- Michel Barnier revealed a "realistic" time frame of between six and eight weeks at a forum in Slovenia on Monday.
- The pound hit a five-week high versus the U.S. dollar and a one-month high versus the euro.
Sterling surged against the dollar and euro on Monday after the European Union's chief negotiator said a Brexit deal was "realistic in six to eight weeks".
For the second time in less than a week, Michel Barnier has signaled his desire to move ahead on the Brexit negotiations, less than seven months before the United Kingdom is slated to leave the European Union on March 29, 2019.
Barnier, the EU's chief negotiator, told a forum in Slovenia that it was "realistic" to expect a divorce deal with Britain, the British embassy to Slovenia said on Twitter.
For a market broadly short the pound because of worries that Britain will crash out of the trading bloc next year without any sort of formal trading arrangement, that signaled the UK can avoid a disorderly no-deal Brexit.
The British currency rallied across the board, rising more than one percent to $1.3052, its highest level in five weeks.
"It just shows that's the key thing that people want to see -- Brexit progress. You have a market that's heavily short on sterling due to Brexit. It needs that tail risk to be taken off before sterling can rally," said Viraj Patel, a currency strategist at ING in London.

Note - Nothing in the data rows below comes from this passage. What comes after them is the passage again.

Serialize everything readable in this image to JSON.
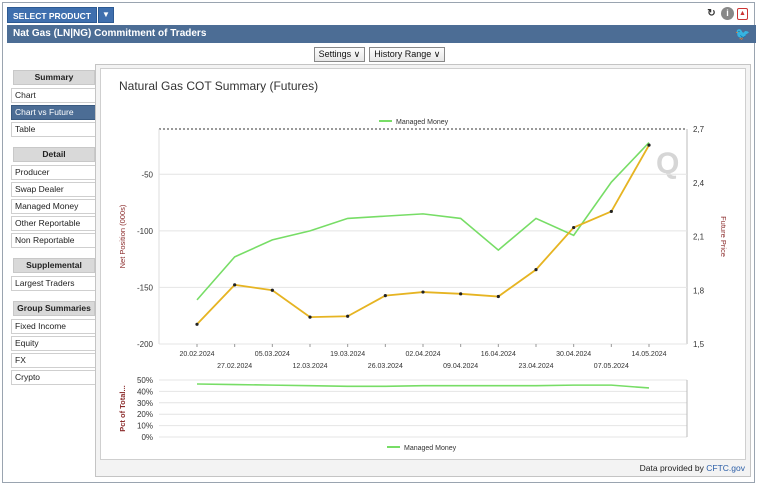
{
  "toolbar": {
    "select_product": "SELECT PRODUCT",
    "dropdown_arrow": "▼"
  },
  "page_title": "Nat Gas (LN|NG) Commitment of Traders",
  "controls": {
    "settings": "Settings ∨",
    "history_range": "History Range ∨"
  },
  "sidebar": {
    "summary": {
      "heading": "Summary",
      "items": [
        "Chart",
        "Chart vs Future",
        "Table"
      ],
      "active": 1
    },
    "detail": {
      "heading": "Detail",
      "items": [
        "Producer",
        "Swap Dealer",
        "Managed Money",
        "Other Reportable",
        "Non Reportable"
      ]
    },
    "supplemental": {
      "heading": "Supplemental",
      "items": [
        "Largest Traders"
      ]
    },
    "group_summaries": {
      "heading": "Group Summaries",
      "items": [
        "Fixed Income",
        "Equity",
        "FX",
        "Crypto"
      ]
    }
  },
  "footer": {
    "prefix": "Data provided by ",
    "source": "CFTC.gov"
  },
  "icons": [
    "refresh-icon",
    "info-icon",
    "pdf-icon",
    "twitter-icon",
    "chevron-down-icon"
  ],
  "colors": {
    "accent": "#4c6d95",
    "button": "#3f6fae",
    "managed_money": "#77dd66",
    "future_price": "#e6b422"
  },
  "chart_data": [
    {
      "type": "line",
      "title": "Natural Gas COT Summary (Futures)",
      "ylabel": "Net Position (000s)",
      "y2label": "Future Price",
      "legend": [
        "Managed Money"
      ],
      "legend_position": "top",
      "x": [
        "20.02.2024",
        "27.02.2024",
        "05.03.2024",
        "12.03.2024",
        "19.03.2024",
        "26.03.2024",
        "02.04.2024",
        "09.04.2024",
        "16.04.2024",
        "23.04.2024",
        "30.04.2024",
        "07.05.2024",
        "14.05.2024"
      ],
      "ylim": [
        -200,
        -10
      ],
      "y_ticks": [
        "-200",
        "-150",
        "-100",
        "-50"
      ],
      "y2lim": [
        1.5,
        2.7
      ],
      "y2_ticks": [
        "1,5",
        "1,8",
        "2,1",
        "2,4",
        "2,7"
      ],
      "series": [
        {
          "name": "Managed Money",
          "axis": "left",
          "color": "#77dd66",
          "values": [
            -161,
            -123,
            -108,
            -100,
            -89,
            -87,
            -85,
            -89,
            -117,
            -89,
            -104,
            -57,
            -22
          ]
        },
        {
          "axis": "right",
          "color": "#e6b422",
          "values": [
            1.61,
            1.83,
            1.8,
            1.65,
            1.655,
            1.77,
            1.79,
            1.78,
            1.765,
            1.915,
            2.15,
            2.24,
            2.61
          ]
        }
      ]
    },
    {
      "type": "line",
      "ylabel": "Pct of Total...",
      "ylim": [
        0,
        50
      ],
      "y_ticks": [
        "0%",
        "10%",
        "20%",
        "30%",
        "40%",
        "50%"
      ],
      "legend": [
        "Managed Money"
      ],
      "legend_position": "bottom",
      "series": [
        {
          "name": "Managed Money",
          "color": "#77dd66",
          "values": [
            46.5,
            46,
            45.5,
            45,
            44.5,
            44.5,
            45,
            45,
            45,
            45,
            45.5,
            45.5,
            43
          ]
        }
      ]
    }
  ]
}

Before Barnier's comments, the pound had traded modestly higher against the dollar and euro as data showed the British economy posting its fastest growth in almost a year.

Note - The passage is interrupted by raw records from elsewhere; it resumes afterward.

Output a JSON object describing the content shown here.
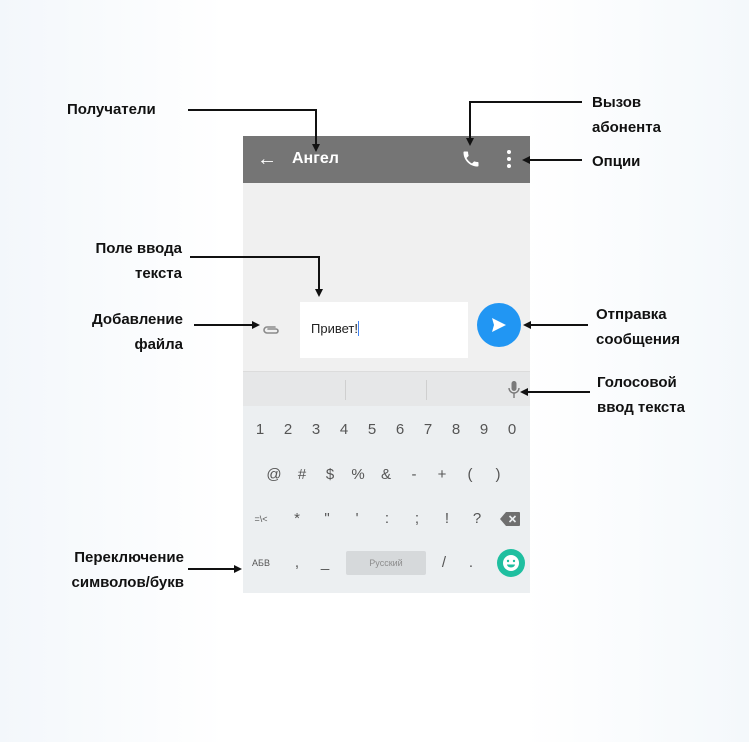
{
  "annotations": {
    "recipients": "Получатели",
    "call": [
      "Вызов",
      "абонента"
    ],
    "options": "Опции",
    "input_field": [
      "Поле ввода",
      "текста"
    ],
    "attach": [
      "Добавление",
      "файла"
    ],
    "send": [
      "Отправка",
      "сообщения"
    ],
    "voice": [
      "Голосовой",
      "ввод текста"
    ],
    "switch": [
      "Переключение",
      "символов/букв"
    ]
  },
  "app_bar": {
    "back_icon": "arrow-left-icon",
    "title": "Ангел",
    "call_icon": "phone-icon",
    "menu_icon": "more-vert-icon",
    "color": "#757575"
  },
  "compose": {
    "attach_icon": "paperclip-icon",
    "value": "Привет!",
    "send_icon": "send-icon",
    "send_color": "#2196f3"
  },
  "keyboard": {
    "mic_icon": "microphone-icon",
    "row1": [
      "1",
      "2",
      "3",
      "4",
      "5",
      "6",
      "7",
      "8",
      "9",
      "0"
    ],
    "row2": [
      "@",
      "#",
      "$",
      "%",
      "&",
      "-",
      "+",
      "(",
      ")"
    ],
    "row3": [
      "=\\<",
      "*",
      "\"",
      "'",
      ":",
      ";",
      "!",
      "?"
    ],
    "backspace_icon": "backspace-icon",
    "row4": [
      "АБВ",
      ",",
      "_",
      "/",
      "."
    ],
    "space_label": "Русский",
    "emoji_icon": "emoji-icon",
    "emoji_color": "#1fbfa0"
  }
}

Data showed British gross domestic product in the three months to July was 0.6 percent higher than in the previous three-month period, gathering pace from 0.4 percent growth in the three months to June, and at the top end of forecasts.
Sterling has rallied in recent weeks off lows below $1.27, lifted by earlier seemingly favourable comments from Barnier.
On Friday he was quoted as saying the EU was open to discussing other "backstops" on Brexit, especially the Irish border issue, a key hurdle to agreeing a deal.
"Any scope for a deal to be achieved, particularly coming from one of the chief negotiators is a bullish signal," said Craig Erlam, market analyst at OANDA.
Sentiment, however, was hit earlier on Monday by warnings from a former junior minister, Steve Baker, that the ruling Conservative Party could face a split if Prime Minister Theresa May persisted with her Brexit blueprint, known as the "Chequers" proposals.
Baker said 80 or more lawmakers were prepared to vote against the plan.
The comments, indicating the level of opposition within the party, came a day after former foreign minister, Boris Johnson, described part of the plan as "a suicide vest".
"Westminster is going to be a cloud over sterling before the Tory conference," ING's Patel said, referring to May's party gathering starting on Sept 30.
Headlines on the progress of Brexit negotiations have forced traders to switch positions rapidly in a currency market that is holding about $5.5 billion in short positions on the pound, based on weekly futures positioning data.
Reuters polls show sterling rising as much as six percent in a year, but a Brexit without any deal between London and Brussels could push it as much as eight percent lower from current levels.